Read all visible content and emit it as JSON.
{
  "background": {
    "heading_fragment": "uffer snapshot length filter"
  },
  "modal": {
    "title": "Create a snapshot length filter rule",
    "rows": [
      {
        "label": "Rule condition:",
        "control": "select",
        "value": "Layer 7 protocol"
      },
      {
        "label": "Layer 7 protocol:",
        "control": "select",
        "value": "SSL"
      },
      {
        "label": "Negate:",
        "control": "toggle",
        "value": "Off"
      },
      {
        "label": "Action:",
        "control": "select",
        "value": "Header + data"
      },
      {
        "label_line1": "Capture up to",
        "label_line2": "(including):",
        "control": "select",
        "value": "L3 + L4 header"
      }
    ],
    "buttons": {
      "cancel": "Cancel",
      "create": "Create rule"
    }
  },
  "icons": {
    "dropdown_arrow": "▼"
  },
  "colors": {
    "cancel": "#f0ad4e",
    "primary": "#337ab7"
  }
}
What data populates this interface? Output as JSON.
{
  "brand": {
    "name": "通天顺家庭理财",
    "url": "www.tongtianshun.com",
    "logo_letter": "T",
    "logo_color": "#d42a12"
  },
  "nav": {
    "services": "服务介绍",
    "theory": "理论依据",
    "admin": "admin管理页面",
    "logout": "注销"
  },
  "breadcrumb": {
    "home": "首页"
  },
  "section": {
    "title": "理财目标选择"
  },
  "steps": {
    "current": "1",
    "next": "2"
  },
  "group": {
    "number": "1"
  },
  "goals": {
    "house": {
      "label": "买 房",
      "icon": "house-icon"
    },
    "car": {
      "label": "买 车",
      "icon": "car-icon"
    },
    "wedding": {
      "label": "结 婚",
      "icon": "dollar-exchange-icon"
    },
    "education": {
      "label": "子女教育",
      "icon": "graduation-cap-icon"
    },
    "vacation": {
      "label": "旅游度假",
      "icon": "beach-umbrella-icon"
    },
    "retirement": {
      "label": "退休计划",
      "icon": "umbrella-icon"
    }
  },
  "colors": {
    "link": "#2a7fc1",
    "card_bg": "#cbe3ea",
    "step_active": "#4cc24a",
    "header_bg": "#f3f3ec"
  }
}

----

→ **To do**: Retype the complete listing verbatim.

→ **Reply**:
Read all visible content and emit it as JSON.
{
  "background": {
    "heading_fragment": "uffer snapshot length filter"
  },
  "modal": {
    "title": "Create a snapshot length filter rule",
    "rows": [
      {
        "label": "Rule condition:",
        "control": "select",
        "value": "Layer 7 protocol"
      },
      {
        "label": "Layer 7 protocol:",
        "control": "select",
        "value": "SSL"
      },
      {
        "label": "Negate:",
        "control": "toggle",
        "value": "Off"
      },
      {
        "label": "Action:",
        "control": "select",
        "value": "Header + data"
      },
      {
        "label_line1": "Capture up to",
        "label_line2": "(including):",
        "control": "select",
        "value": "L3 + L4 header"
      }
    ],
    "buttons": {
      "cancel": "Cancel",
      "create": "Create rule"
    }
  },
  "icons": {
    "dropdown_arrow": "▼"
  },
  "colors": {
    "cancel": "#f0ad4e",
    "primary": "#337ab7"
  }
}
What data populates this interface? Output as JSON.
{
  "brand": {
    "name": "通天顺家庭理财",
    "url": "www.tongtianshun.com",
    "logo_letter": "T",
    "logo_color": "#d42a12"
  },
  "nav": {
    "services": "服务介绍",
    "theory": "理论依据",
    "admin": "admin管理页面",
    "logout": "注销"
  },
  "breadcrumb": {
    "home": "首页"
  },
  "section": {
    "title": "理财目标选择"
  },
  "steps": {
    "current": "1",
    "next": "2"
  },
  "group": {
    "number": "1"
  },
  "goals": {
    "house": {
      "label": "买 房",
      "icon": "house-icon"
    },
    "car": {
      "label": "买 车",
      "icon": "car-icon"
    },
    "wedding": {
      "label": "结 婚",
      "icon": "dollar-exchange-icon"
    },
    "education": {
      "label": "子女教育",
      "icon": "graduation-cap-icon"
    },
    "vacation": {
      "label": "旅游度假",
      "icon": "beach-umbrella-icon"
    },
    "retirement": {
      "label": "退休计划",
      "icon": "umbrella-icon"
    }
  },
  "colors": {
    "link": "#2a7fc1",
    "card_bg": "#cbe3ea",
    "step_active": "#4cc24a",
    "header_bg": "#f3f3ec"
  }
}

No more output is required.